During a leisurely walk, guests on one of Juneau Food Tours’ excursions gain insight into the history of Alaska’s capital city and enjoy delicious treats that feature locally sourced ingredients and talent. The tours range from just over an hour to six hours and include a Tour with Taste, Juneau Bites & Booze, Taste of Nature, and Juneau Afternoon Delights. juneaufoodtours.com
Juneau Guided Tours provides participants with three walking tour options within the city: Ghosts & Gold, Capital City Sights, or a private walking tour tailored to a group’s preferences. The tours range from two to three hours and generally are conducted in groups of fewer than ten.
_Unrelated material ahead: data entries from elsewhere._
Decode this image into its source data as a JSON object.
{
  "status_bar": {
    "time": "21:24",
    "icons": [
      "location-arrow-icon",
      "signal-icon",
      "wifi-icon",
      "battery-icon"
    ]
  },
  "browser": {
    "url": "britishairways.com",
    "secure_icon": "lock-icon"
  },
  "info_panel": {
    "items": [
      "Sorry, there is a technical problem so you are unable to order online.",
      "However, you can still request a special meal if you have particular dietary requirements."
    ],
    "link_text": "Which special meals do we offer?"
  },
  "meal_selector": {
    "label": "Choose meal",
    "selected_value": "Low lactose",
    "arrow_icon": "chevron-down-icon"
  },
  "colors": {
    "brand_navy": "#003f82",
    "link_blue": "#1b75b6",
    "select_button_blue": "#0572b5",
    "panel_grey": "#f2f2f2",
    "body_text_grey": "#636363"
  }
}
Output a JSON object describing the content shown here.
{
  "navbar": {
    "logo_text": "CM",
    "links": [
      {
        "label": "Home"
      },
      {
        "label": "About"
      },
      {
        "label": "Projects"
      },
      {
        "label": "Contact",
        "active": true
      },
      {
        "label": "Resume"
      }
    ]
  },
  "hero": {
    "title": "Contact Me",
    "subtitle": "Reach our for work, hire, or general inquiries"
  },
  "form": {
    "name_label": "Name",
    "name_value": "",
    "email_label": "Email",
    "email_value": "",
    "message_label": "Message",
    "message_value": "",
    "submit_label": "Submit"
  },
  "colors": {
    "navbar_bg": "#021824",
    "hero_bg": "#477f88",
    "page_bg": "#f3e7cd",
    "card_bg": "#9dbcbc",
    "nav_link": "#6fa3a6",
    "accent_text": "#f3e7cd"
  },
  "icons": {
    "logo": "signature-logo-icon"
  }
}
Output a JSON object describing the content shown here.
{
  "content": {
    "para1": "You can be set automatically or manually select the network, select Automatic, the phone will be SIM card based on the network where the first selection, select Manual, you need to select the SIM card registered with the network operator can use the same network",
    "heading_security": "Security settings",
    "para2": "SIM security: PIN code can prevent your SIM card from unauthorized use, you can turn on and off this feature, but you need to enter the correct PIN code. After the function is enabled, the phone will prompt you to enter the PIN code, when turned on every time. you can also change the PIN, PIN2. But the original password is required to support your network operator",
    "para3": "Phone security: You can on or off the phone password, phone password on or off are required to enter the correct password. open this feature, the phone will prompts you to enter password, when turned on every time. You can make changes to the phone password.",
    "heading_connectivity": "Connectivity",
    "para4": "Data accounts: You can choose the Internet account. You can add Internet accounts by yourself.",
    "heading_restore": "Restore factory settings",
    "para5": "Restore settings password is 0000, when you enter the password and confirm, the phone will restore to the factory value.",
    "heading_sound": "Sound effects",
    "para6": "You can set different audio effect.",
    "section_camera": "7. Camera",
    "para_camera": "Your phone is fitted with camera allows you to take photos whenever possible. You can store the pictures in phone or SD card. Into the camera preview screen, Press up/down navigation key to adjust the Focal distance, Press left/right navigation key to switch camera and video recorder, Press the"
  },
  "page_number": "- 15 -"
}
The tours operate rain or shine and usually span three to four miles with occasional breaks. juneauguidedtours.com
Kawanti Adventures offers a naturalist-guided walk within the Alaska Rainforest Sanctuary, a 40-acre private preserve of temperate rainforest that borders the Tongass National Forest at Ketchikan. Stops on the tour include a historic sawmill, totem park, and the Alaska Raptor Center Ketchikan exhibit. kawanti.com
In This Issue
Out of the Mine and into the Smelter
Mining has long been a key fixture of Alaska’s economy. On a small scale, people flock to the 49th state to tour different operations. Kennecott Mine was once a booming copper mining site and is now a National Historic Landmark, attracting tourists eager to visit the ghost town and get a feel of the Gold Rush era it once dominated.